How to Make Cheap Headphones Sound Better

“Are you tired of your low-quality headphones? Do they make your ears hurt and sound muffled? Don’t worry, we have the perfect solution for you. All you need is a few household items to turn those old cans into high-quality ones!”

I’m sure you’ve noticed that sound quality is very important in any good pair of headphones. And the better the sound, the less likely it is for you to get bored with your music. But if you’re on a tight budget, chances are finding a high-quality headphone can be difficult. Luckily, there are several ways to make cheap headphones sound better! Here are some tips to help improve your audio experience without breaking the bank. 

How to Make Cheap Headphones Sound Better

1) Check for loose connections between speakers and earpieces

The first thing I recommend doing when trying to fix bad audio quality is checking for loose connections between earpieces and speakers. These parts may have come apart during use or could just be worn out from constant use over time. If this sounds lik ee the issue, simply reattach both parts and test them to see if they work – if not, read on.

2) Clean your headphones with rubbing alcohol

This seems like an obvious solution, but surprisingly enough, most people forget this very simple step before moving onto more serious options. Even though headphones are designed for high-fidelity audio reproduction, dirt and debris could interfere with how well sound gets through to your ears. If cleaning your cans doesn’t do the trick (and it shouldn’t), then move on to option number three.

3) Check how much foam is in each earpiece

Just like how every set of speakers have different sensitivity levels, so does every pair of headphones. To help compensate for this difference in level, headphones have foam padding around speakers to help provide a more even sound level. Over time, the foam could wear out, causing one earpiece to have significantly less bass than the other – this is how most people get tired of their low-quality cans. If you are experiencing this problem, simply replace your old foam lining with new ones. This should solve the issue in 99% of cases.

4) Switch from an on-ear set to an over-the-ear set

On-ear headphone cups rest directly on top of your ears instead of over them like how over-the-ear sets do. By doing so, they cover up part of your ear canal, preventing some sound waves from reaching it which in turn causes you to hear less bass frequencies.

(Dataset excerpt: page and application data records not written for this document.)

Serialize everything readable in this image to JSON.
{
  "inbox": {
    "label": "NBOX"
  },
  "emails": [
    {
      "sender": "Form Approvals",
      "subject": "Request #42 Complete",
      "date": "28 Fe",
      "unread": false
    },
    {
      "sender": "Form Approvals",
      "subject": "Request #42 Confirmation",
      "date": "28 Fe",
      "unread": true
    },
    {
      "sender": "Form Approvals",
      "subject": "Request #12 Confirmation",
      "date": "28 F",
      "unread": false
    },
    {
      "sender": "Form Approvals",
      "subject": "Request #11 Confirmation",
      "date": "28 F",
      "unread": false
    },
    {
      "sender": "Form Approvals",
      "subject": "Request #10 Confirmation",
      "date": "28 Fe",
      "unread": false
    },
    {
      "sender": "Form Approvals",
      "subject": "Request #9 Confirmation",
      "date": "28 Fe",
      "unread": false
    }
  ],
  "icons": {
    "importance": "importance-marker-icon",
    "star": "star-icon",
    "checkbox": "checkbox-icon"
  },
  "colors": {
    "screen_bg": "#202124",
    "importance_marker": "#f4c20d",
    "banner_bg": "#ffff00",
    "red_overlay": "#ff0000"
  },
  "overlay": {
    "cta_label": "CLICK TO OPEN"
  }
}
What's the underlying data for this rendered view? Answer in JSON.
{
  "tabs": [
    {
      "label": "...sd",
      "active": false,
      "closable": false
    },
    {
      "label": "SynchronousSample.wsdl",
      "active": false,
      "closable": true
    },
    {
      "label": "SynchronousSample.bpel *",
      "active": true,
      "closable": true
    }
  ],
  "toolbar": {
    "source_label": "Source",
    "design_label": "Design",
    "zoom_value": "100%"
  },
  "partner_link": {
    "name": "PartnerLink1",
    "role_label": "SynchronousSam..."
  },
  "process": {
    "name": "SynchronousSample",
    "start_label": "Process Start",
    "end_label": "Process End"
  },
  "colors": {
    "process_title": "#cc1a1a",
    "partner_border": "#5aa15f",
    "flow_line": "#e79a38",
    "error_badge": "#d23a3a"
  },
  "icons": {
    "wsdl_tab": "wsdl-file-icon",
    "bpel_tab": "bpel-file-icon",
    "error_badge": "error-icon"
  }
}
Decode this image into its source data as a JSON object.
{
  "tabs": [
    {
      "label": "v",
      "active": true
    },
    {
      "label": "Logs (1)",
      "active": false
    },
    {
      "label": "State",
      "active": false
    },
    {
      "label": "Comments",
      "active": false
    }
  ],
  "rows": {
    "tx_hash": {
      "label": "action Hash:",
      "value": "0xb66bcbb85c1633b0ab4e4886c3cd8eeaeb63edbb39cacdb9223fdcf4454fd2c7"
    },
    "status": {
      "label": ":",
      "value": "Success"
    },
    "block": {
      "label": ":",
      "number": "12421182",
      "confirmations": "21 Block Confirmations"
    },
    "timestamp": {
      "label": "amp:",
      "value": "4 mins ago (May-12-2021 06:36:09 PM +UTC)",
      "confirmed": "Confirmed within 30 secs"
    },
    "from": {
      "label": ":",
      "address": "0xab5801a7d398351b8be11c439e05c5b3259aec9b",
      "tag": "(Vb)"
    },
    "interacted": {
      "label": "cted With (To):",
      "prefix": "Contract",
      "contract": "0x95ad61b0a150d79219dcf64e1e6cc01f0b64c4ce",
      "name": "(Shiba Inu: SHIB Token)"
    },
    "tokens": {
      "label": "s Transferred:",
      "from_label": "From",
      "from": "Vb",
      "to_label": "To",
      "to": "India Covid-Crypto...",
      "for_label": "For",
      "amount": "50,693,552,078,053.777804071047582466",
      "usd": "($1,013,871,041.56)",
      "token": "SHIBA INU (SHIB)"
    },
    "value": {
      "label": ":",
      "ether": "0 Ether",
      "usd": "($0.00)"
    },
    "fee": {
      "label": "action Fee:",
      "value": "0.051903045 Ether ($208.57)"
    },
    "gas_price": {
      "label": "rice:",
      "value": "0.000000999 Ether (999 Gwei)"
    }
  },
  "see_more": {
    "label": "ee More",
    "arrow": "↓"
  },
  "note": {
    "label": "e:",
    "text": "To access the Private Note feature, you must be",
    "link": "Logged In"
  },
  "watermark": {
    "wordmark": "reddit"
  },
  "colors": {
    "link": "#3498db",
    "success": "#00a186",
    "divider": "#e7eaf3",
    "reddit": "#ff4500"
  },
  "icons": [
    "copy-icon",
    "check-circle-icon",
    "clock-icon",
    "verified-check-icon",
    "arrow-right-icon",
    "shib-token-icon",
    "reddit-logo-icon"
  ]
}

While this may seem like a good thing (which it is for some people), the loss in low-frequency sound waves could be what’s causing your headphones to sound muffled and unappealing. If you’re experiencing this problem, switch to an over-the-ear set and see how that works out for you.

5) Try playing songs at a lower volume

This seems to contradict my previous tip, but bear with me here: playing music at loud volumes can cause discomfort and fatigue after extended periods of listening time, which makes sense considering how “loud” sounds are really just louder versions of higher frequencies than those we usually listen to on a daily basis. Now these higher frequencies can cause ear fatigue and cause your ears to feel sore after prolonged use. This is why I recommend trying out  more lower-volume songs – they still sound clear, don’t hurt your ears, and you can enjoy how they sound without worrying about how long you’ll be listening for!

Final Words

That’s it! By following the steps in this article, any old headphones should sound like they’re brand new again. If you have any questions or suggestions of how we could improve, please let us know in the comments below and we’ll do our best to answer them in a future post. Thanks for reading and happy listening!